[WORK REQUEST] Collect all lines from the records below that include the word "icon".

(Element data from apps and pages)
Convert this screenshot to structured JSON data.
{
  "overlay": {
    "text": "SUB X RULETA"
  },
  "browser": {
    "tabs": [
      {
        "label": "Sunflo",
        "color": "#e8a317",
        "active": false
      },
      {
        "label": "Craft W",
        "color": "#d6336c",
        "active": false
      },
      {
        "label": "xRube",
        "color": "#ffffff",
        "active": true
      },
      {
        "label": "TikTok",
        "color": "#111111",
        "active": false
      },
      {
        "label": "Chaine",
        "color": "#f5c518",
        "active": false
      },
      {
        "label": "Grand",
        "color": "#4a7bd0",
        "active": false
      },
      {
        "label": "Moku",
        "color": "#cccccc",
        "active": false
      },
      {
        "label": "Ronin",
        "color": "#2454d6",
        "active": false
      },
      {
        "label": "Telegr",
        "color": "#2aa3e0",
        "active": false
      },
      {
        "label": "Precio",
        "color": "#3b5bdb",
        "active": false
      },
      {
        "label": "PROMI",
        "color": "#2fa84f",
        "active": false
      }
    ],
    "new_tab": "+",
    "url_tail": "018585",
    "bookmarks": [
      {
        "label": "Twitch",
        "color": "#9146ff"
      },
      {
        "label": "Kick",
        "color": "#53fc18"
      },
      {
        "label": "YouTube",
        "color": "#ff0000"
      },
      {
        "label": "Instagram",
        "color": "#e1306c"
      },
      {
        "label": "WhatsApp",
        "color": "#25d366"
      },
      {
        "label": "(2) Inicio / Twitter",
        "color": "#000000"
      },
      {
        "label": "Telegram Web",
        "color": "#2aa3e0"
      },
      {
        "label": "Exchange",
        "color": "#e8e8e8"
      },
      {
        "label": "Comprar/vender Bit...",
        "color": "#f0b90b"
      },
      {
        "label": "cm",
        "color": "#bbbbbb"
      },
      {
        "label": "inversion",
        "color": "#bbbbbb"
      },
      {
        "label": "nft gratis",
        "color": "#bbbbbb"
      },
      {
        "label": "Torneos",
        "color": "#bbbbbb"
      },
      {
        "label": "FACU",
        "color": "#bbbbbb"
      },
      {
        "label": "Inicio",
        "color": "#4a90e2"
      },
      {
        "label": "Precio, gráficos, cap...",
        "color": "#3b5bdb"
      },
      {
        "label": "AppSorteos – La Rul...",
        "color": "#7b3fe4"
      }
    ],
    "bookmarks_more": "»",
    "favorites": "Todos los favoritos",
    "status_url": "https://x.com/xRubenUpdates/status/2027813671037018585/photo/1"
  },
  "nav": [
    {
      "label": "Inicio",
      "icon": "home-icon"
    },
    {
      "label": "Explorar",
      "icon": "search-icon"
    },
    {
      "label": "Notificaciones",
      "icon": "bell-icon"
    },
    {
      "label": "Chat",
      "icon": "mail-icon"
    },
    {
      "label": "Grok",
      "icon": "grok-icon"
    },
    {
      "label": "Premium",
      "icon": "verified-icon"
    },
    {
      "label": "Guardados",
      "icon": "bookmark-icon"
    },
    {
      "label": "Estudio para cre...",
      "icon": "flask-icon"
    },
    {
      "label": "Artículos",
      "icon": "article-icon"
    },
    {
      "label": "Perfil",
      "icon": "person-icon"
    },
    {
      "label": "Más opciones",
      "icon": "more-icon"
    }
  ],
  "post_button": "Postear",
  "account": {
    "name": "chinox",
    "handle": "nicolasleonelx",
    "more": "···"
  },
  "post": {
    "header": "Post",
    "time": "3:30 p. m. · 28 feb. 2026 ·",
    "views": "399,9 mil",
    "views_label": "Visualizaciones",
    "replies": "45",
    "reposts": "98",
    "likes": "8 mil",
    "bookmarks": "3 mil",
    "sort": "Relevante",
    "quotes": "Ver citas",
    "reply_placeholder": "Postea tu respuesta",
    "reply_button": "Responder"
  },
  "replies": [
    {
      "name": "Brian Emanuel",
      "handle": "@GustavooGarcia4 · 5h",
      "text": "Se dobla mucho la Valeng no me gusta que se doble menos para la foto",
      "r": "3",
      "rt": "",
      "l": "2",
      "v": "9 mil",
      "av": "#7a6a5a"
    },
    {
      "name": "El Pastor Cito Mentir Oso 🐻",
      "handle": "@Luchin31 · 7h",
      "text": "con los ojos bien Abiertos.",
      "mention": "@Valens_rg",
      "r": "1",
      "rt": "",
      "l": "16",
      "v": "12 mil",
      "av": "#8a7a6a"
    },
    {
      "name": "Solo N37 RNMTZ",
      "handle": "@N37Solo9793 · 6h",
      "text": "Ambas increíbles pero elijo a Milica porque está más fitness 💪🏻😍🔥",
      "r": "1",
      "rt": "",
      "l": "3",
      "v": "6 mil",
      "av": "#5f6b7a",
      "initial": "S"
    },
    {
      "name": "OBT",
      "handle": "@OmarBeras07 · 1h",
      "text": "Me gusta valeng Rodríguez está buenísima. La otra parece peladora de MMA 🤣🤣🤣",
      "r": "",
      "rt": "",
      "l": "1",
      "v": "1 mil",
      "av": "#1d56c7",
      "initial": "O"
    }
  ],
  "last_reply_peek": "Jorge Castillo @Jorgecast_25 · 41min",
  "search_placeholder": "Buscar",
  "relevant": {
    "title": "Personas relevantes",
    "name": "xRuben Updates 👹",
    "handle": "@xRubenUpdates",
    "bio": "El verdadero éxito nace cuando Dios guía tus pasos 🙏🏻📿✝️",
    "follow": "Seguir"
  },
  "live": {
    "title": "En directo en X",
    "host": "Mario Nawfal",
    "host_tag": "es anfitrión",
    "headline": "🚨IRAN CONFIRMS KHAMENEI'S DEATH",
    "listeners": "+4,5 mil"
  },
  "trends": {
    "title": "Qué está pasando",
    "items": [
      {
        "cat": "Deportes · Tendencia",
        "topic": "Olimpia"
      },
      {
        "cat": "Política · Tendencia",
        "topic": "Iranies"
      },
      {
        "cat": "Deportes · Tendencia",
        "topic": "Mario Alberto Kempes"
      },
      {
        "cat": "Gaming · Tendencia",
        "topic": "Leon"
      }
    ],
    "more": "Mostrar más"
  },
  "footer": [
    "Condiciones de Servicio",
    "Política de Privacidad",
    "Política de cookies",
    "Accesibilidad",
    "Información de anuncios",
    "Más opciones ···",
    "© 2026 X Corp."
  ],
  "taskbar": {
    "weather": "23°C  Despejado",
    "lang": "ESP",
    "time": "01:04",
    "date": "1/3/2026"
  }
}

[OUTPUT BELOW]
      "icon": "home-icon"
      "icon": "search-icon"
      "icon": "bell-icon"
      "icon": "mail-icon"
      "icon": "grok-icon"
      "icon": "verified-icon"
      "icon": "bookmark-icon"
      "icon": "flask-icon"
      "icon": "article-icon"
      "icon": "person-icon"
      "icon": "more-icon"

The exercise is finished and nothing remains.